**** RECORD SET ****
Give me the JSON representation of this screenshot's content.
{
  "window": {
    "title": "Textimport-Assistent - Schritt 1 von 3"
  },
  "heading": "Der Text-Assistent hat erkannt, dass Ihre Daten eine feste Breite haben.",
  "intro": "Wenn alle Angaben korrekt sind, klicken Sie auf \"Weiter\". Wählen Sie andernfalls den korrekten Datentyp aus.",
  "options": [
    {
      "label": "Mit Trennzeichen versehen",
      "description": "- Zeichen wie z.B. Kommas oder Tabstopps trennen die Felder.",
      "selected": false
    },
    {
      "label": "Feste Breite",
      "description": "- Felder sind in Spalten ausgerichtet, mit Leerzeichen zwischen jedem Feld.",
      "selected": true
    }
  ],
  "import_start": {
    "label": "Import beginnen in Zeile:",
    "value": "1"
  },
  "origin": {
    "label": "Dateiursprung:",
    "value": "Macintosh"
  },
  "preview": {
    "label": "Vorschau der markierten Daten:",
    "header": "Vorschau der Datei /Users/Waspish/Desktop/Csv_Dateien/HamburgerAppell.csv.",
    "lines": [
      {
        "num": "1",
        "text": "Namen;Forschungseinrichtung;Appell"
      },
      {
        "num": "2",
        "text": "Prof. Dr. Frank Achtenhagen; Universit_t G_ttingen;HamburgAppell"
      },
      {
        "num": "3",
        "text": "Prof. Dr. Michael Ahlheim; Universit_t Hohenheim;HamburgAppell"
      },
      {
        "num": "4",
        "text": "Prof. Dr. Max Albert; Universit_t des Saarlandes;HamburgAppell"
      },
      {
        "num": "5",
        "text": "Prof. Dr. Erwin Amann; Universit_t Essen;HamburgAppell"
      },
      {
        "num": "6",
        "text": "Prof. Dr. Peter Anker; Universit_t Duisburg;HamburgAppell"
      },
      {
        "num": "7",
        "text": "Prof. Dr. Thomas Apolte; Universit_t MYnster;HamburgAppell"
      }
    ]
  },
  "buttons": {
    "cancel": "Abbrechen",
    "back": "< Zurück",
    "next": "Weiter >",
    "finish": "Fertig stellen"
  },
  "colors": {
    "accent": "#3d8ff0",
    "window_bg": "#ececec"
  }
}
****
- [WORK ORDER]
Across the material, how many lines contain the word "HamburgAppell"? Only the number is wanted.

- [RESPONSE]
6